Light in Darkness–Moonrise
c. J. Patrick Mahon, 2015
The liturgical calendar is bringing us to the end of one season and is preparing us for the next season—Advent. Today we celebrate the Feast of Christ the King which is a rather modern feast (Pius XI in 1925) designed to combat atheistic materialism.
We are not much into kings these days; however, there is a deeper significance to the symbolism of Christ the King. Christ the King armors us with hope for the dark days of Advent-Winter. Continue reading
In 1925, Pope Pius XI established the Feast of Christ the King. His intent was to emphasize that secularism does not hold the answer for Christians. Ultimately our allegiance is to the Risen Christ and not to worldly things. In today’s consumer world, we need to examine what drives our lives. Some pundits say it is the economy that has replaced religion, “The economy is my shepherd, I shall not want. My IRA leads me to restful waters.”
Jesus was a Jew, not a Christian. He followed in the footsteps of the revolution begun by Moses. Moses led the Hebrew people out of Egypt where Pharaoh oppressed them. The Exodus story is not about locust plagues and parted seas. Moses and the Israelites were setting about the task of creating a system where justice prevailed. Continue reading
The Feast of Christ the King was instituted in 1925 to counter nationalism and secularism:
Pope Pius XI instituted the Feast of Christ the King in his 1925 encyclical letter Quas Primas, in response to growing nationalism and secularism. The title of the feast was “D. N. Jesu Christi Regis” (Our Lord Jesus Christ the King), and the date was “the last Sunday of the month of October – the Sunday, that is, which immediately precedes the Feast of All Saints“. In Pope John XXIII‘s 1960 revision of the Calendar, the date and title remained the same and, in the new simpler ranking of feasts, it was classified as a feast of the first class.
In his 1969 motu proprio Mysterii Paschalis, Pope Paul VI gave the celebration a new title: “D. N. Iesu Christi universorum Regis” (Our Lord Jesus Christ King of the Universe). He also gave it a new date: the last Sunday in the liturgical year, before a new year begins with the First Sunday in Advent, the earliest date for which is 27 November.

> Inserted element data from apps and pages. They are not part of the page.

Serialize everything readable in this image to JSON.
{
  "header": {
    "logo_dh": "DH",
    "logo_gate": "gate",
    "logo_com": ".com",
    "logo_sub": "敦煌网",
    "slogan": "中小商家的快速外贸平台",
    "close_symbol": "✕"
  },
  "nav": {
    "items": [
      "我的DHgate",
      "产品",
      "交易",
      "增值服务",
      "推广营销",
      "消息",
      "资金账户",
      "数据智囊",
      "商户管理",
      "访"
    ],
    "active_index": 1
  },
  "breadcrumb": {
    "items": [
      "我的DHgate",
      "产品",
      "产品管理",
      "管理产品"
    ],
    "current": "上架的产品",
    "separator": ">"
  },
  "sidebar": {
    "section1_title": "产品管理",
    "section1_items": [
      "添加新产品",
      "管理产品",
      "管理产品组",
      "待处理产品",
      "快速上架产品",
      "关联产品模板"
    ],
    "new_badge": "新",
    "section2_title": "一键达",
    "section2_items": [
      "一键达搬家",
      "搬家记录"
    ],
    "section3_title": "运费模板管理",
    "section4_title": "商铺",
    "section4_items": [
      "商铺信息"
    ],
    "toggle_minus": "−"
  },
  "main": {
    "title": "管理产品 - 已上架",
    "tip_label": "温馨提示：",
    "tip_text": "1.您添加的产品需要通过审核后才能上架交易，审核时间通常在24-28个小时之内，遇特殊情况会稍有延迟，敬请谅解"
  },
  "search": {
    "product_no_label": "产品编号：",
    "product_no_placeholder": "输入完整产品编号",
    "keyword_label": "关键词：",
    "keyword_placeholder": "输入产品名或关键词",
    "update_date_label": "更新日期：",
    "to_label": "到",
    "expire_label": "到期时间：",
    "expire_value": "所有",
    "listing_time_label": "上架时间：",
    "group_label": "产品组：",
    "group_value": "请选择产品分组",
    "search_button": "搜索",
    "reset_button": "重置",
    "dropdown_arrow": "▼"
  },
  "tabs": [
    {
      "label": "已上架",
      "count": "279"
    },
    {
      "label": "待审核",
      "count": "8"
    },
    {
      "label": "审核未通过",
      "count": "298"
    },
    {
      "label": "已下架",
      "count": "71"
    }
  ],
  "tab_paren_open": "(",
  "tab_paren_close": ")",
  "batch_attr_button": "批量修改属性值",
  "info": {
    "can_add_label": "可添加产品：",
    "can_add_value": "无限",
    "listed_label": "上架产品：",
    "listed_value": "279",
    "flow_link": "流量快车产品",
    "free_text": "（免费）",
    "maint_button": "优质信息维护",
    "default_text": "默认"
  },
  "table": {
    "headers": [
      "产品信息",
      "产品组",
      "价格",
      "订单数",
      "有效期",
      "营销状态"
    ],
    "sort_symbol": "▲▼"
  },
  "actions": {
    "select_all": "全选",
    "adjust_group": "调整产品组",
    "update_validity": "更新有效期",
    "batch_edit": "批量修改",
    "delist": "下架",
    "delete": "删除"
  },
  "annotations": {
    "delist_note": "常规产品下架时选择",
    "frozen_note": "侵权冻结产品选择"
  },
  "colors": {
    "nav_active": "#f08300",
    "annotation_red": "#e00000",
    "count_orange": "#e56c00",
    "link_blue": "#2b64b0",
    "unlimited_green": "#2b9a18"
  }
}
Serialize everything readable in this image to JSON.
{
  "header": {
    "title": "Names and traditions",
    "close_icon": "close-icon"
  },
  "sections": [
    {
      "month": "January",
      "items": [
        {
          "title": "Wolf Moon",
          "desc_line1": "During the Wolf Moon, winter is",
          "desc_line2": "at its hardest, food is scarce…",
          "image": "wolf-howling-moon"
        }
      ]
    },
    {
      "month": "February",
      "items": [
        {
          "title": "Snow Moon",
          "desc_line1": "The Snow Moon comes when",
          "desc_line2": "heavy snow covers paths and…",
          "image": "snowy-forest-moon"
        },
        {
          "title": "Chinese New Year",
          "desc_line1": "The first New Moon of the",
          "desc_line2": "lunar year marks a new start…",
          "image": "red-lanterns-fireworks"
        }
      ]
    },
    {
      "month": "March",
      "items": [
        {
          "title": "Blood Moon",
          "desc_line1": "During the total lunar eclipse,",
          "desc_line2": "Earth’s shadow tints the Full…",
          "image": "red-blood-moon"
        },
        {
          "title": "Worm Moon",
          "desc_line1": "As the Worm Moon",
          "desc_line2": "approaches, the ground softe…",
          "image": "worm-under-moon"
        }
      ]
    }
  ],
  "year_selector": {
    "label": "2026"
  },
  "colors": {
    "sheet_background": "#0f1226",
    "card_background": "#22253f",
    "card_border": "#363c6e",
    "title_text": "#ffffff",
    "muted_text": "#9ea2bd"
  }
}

Through this choice of date “the eschatological importance of this Sunday is made clearer”. He assigned to it the highest rank, that of “Solemnity”. (Wikipedia)
Almost 100 years later, the Church is still jousting with secularism. Constantine co-opted Christianity and the witness of Christians has never been quite the same as it was before. Thinking of Christ as King is actually counterproductive and, in my opinion, distorts the Gospel message. Continue reading
Pope Pius XI instituted this feast in 1925 to counter nationalism and democracy. The French Revolution and the loss of the Papal State has soured the papacy on liberty and democracy. Paul rightly recognizes Jesus the Christ as the firstborn of all creation and as the Head of the Church.
Note Christ is the head, nothing about popes which is a fifth century Roman patriarchal invention. Ever since Vatican II the Curia and the popes have been trying to put the reform genie back in the bottle. We now are “blessed” with an imperial papacy shrouded in infallibility.
The picture of the stained glass window in the newly renovated cathedral in Orlando says it all. Note in the bottom left-hand corner–Bishop Wenski. Examine the picture–bishop clad in episcopal robe and miter and centurion in the foreground, more centurions, Mary the Mother of Jesus and one other Mary. Where is John? Where are the other women? Why is cowering in the background while Bishop Wenski is up front, erect and looking upon Jesus with hands folded in prayer? The arrogance of it all. Imperial papacy-imperial episcopacy.
BTW. Wenski is now the Archbishop of Miami.